The Food Standard Agency’s responsibilities and budgets in Wales may be devolved to the Welsh Government.
First minister Carwyn Jones hinted he was considering the measure following the Food Standards Agency’s decision to reclaim the full cost of inspecting meat in abattoirs from next April.
In response to a question by Plaid Cymru’s rural affairs spokesperson, Llyr Huws Gruffydd AM, Mr Jones said a move towards devolving FSA budgets and responsibilities was under consideration. “A report has been published, not into abattoirs itself, but into the way legislation regarding food is made in Wales,” Mr Jones said.

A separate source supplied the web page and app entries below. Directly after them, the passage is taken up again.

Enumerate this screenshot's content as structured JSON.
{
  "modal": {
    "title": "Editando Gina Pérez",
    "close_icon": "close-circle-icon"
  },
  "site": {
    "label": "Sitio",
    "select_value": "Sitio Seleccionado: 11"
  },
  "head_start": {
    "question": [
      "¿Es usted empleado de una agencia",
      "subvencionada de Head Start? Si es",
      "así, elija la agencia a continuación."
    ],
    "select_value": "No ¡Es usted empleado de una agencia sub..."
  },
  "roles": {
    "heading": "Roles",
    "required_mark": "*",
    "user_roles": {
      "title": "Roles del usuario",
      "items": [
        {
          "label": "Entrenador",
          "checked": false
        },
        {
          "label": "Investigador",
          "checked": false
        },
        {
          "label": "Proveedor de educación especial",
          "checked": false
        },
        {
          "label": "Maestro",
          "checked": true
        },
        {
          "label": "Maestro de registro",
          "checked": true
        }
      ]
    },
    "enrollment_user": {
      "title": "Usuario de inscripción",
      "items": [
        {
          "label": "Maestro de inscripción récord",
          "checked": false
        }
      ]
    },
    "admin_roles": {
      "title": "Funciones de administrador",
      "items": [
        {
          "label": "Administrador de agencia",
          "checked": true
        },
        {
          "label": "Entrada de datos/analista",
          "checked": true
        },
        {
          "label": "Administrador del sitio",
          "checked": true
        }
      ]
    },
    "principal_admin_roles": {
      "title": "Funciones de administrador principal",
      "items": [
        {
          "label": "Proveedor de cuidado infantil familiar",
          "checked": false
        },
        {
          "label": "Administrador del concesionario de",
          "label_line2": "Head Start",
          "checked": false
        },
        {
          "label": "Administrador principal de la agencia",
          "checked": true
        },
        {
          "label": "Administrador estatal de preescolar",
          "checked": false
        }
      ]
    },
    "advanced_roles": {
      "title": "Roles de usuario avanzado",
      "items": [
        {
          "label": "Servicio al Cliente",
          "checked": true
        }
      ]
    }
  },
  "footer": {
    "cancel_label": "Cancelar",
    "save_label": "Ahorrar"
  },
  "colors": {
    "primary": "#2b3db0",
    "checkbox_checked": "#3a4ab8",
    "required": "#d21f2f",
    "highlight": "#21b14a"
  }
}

“We are considering all aspects of the Food Standards Agency in order to make sure that all new legislation is put in front of the Assembly to deal with all parts of food in Wales.”
Mr Gruffydd had raised the issue because of concern that cost pressures would force abattoirs to close.
“Welsh abattoirs and, subsequently, our farming communities in Wales will be adversely affected by the changes proposed by the FSA brought about by the ConDem cuts,” he said.
Mr Gruffydd said many small abattoirs had closed in recent years, often due to bureaucratic pressures and costs.
“This can only get worse with the FSA’s decision to reclaim the cost of their inspections from the abattoirs,” he said.
“It is clear that farming and agriculture is very different in scale to that in England. Therefore it is right that the duties and budgets of the FSA should be devolved so that it can best serve the needs of Wales.
“I was very pleased to hear that the first minister and his government are considering this, and I look forward to hearing their conclusions.”